The rise of capitalism as the dominant economic system in the United States made the rise of unions inevitable; given the natural division between those with capital that control the means of production, and labor, who is treated simply as another factor of production (Hodson & Sullivan, 2008). While labor unions have made significant improvements to the working environment, with the regulation of safety, environment, labor and wage; labor unions have also contributed to the decline of U.S. dominance in industries like steel, automotive, education and airlines. In today’s global economy, can labor unions continue to be a force for good in the United States, or have they become harmful institutions? Since the birth of the country, labor unions have played a critical role in the struggle between capital and labor. In the 19th century, with the increasing shift from agriculture to industrial work, conditions for workers deteriorated, as workers “lived in slum tenements owned by the company, were paid in scrip, which they could use only at company stores, and were evicted if their work was unsatisfactory” (Zinn, 2003, p. 245).

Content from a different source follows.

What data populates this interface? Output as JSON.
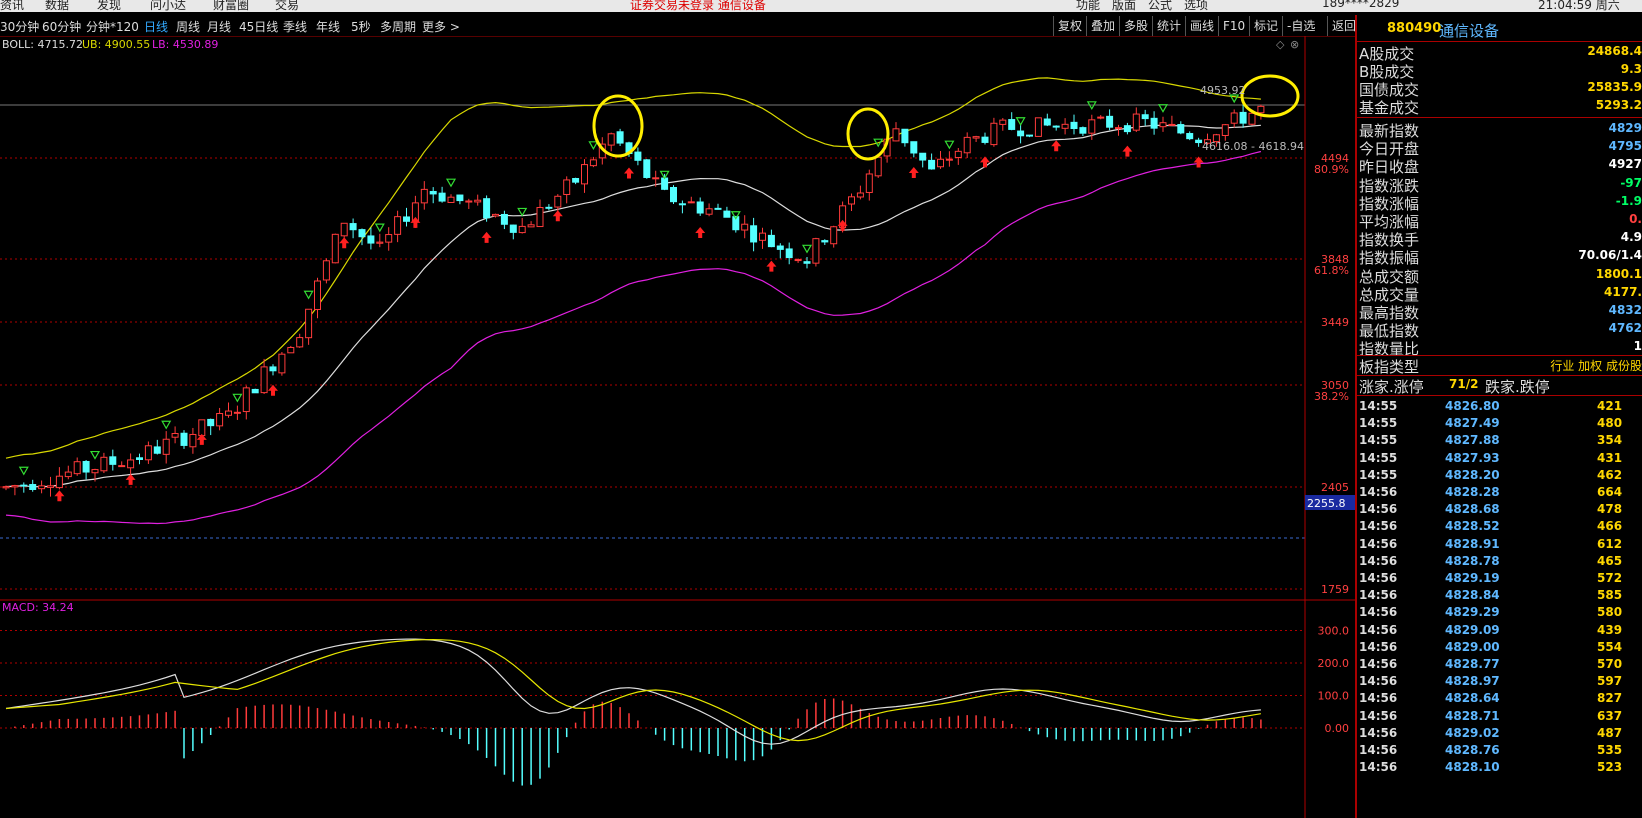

Labor Unions soon became a nuisance to big business employers in the 18th century because of the constant threat they became to employers. Especially because the accumulating number of Unionist in the United States has become empowering over employers. Most union laborers came from other countries to the United States as indentured servants or slaves. Individuals, who soon became tired of low pay, lack of benefits and unsafe working environments. There are many types of union organizations, for instance business unions; focus their attention on protecting workers economic welfare by collective bargaining.
Trade unions moved from being virtually outlawed by the US Government to being the beneficiaries of their legal protection. Morgan Reynolds tells us, in his Power and Privilege, " the common definition of Labor Union in the American dictionaries is an organization of workers formed for the purpose of advancing its members interests in respect to wages, benefits, and working cond... ... middle of paper ... ...evidenced by the maltreatment of much of the management work forces of the downsized corporations. Because of the lack of solidarity and representation, much of the management work force of such companies as NYNEX, IBM and others have been thrown to the wolves after long tenures of service. Unions provide a means of checking the uncontrolled power of large corporations. This is not a one way street, though.